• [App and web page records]

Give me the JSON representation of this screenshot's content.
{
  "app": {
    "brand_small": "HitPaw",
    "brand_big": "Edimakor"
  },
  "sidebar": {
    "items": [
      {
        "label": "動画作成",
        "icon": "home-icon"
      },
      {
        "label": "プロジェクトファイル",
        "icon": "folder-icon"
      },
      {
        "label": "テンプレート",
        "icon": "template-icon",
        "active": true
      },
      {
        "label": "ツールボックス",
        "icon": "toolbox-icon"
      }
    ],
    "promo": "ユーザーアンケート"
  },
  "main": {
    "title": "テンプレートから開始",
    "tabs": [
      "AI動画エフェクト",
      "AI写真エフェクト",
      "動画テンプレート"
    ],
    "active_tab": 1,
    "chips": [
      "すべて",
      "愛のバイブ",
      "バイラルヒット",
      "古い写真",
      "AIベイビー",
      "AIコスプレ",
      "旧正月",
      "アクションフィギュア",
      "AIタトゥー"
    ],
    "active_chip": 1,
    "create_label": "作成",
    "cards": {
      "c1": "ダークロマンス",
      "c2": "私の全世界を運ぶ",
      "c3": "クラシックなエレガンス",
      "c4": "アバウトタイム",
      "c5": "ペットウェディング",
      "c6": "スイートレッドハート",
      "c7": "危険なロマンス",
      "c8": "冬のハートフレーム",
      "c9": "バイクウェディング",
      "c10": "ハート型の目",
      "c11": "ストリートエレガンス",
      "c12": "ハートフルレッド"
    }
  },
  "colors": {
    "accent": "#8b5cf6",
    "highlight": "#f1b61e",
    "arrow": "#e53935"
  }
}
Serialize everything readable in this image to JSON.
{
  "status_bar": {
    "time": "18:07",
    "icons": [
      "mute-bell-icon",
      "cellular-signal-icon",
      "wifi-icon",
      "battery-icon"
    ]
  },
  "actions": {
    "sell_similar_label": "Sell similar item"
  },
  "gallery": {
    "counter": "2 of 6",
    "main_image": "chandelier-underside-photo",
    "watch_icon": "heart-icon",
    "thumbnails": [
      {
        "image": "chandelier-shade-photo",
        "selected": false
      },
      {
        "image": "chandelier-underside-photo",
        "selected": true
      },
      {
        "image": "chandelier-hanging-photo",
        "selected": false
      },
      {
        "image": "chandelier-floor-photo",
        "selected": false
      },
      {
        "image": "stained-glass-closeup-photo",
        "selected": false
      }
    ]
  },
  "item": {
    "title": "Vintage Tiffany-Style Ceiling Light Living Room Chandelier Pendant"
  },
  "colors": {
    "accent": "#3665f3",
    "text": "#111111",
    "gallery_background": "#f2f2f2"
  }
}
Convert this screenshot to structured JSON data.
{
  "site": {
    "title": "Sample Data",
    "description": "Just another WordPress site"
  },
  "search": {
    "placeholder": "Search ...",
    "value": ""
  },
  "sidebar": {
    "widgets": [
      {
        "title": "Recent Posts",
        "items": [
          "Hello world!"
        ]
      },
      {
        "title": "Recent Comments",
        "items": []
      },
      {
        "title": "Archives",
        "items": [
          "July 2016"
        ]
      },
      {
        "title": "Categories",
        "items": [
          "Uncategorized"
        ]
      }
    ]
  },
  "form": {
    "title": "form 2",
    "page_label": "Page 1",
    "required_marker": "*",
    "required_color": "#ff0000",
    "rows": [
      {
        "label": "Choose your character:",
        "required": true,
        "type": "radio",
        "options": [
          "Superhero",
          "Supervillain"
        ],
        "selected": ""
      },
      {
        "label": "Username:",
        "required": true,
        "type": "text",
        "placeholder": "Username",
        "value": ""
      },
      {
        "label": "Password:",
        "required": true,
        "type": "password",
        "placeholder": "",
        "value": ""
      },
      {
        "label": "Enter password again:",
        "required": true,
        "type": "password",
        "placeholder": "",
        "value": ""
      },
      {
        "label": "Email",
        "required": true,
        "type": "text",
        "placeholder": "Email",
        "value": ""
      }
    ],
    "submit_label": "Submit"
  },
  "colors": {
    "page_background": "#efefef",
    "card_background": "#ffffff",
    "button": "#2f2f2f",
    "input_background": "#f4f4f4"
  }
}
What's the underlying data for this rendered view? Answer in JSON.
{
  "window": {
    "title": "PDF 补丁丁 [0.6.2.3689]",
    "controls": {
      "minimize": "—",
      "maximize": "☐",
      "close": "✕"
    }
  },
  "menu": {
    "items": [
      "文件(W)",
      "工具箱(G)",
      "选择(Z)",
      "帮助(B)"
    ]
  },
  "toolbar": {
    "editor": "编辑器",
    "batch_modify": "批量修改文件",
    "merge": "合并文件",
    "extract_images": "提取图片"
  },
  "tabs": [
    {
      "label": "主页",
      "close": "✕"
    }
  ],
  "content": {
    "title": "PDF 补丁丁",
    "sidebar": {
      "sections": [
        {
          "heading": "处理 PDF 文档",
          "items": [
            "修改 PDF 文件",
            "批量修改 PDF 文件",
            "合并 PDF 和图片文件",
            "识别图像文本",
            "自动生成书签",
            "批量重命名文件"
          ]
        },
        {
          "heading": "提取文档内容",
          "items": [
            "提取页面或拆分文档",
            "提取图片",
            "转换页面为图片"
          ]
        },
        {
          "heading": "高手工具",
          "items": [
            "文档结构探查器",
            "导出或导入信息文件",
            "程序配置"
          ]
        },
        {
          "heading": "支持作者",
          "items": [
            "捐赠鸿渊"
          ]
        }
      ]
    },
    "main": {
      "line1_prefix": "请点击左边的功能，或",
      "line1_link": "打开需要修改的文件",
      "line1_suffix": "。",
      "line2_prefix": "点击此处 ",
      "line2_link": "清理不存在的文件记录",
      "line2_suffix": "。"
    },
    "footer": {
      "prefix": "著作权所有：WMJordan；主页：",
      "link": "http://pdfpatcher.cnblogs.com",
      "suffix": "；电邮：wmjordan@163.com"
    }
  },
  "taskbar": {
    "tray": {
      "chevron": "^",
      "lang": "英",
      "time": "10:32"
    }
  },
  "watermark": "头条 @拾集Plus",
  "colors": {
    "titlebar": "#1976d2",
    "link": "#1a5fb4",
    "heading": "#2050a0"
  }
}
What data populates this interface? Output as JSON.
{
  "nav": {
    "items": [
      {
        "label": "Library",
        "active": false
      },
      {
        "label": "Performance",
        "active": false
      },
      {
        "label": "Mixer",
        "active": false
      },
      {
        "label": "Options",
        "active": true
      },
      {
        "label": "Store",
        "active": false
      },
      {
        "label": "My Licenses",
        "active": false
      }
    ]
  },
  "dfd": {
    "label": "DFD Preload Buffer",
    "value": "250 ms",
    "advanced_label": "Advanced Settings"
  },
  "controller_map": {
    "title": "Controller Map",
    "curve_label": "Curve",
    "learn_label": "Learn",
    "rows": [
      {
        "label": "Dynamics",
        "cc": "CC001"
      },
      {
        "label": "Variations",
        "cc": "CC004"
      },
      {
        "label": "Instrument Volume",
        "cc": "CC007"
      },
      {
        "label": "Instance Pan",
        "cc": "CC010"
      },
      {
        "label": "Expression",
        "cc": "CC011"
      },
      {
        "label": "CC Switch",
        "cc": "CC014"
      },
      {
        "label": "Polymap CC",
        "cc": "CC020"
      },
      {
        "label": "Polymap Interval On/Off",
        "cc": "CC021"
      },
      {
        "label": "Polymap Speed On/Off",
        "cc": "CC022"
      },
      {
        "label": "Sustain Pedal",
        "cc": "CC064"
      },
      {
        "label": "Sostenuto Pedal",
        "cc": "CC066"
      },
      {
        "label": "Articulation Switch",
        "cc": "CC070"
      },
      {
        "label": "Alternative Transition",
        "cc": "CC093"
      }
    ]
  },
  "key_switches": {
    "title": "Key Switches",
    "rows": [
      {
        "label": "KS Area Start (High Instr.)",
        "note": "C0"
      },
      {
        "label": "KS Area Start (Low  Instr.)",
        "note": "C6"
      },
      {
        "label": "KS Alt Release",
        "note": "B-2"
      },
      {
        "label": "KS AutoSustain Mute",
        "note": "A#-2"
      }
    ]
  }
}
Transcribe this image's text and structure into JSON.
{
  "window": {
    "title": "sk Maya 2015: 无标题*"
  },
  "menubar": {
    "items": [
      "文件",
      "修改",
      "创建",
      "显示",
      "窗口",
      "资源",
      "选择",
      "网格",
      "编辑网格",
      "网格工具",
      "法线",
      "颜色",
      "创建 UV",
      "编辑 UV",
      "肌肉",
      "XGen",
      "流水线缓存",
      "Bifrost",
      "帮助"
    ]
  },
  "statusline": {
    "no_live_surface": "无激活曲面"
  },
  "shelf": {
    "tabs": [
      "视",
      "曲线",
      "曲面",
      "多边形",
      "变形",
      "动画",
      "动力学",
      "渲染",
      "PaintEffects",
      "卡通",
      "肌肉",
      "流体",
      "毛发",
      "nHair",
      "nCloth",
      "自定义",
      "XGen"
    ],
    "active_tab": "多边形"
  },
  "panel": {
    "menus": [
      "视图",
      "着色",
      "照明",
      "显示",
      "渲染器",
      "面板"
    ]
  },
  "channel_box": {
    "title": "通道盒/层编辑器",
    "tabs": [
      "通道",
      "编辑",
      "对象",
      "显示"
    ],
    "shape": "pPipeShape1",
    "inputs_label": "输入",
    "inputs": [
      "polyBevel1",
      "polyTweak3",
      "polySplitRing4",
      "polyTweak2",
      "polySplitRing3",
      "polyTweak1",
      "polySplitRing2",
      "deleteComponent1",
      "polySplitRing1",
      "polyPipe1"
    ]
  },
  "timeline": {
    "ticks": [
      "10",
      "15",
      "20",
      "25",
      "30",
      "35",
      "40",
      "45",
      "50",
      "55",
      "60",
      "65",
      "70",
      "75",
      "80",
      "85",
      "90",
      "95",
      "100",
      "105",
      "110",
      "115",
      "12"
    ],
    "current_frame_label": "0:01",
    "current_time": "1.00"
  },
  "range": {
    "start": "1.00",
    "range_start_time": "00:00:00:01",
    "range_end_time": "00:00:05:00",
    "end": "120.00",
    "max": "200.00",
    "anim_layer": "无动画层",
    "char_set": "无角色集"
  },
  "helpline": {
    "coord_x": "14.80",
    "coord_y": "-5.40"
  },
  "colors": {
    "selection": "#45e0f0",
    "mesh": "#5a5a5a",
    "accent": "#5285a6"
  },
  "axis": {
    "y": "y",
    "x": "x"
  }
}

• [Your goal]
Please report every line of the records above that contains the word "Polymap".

• [Response area]
        "label": "Polymap CC",
        "label": "Polymap Interval On/Off",
        "label": "Polymap Speed On/Off",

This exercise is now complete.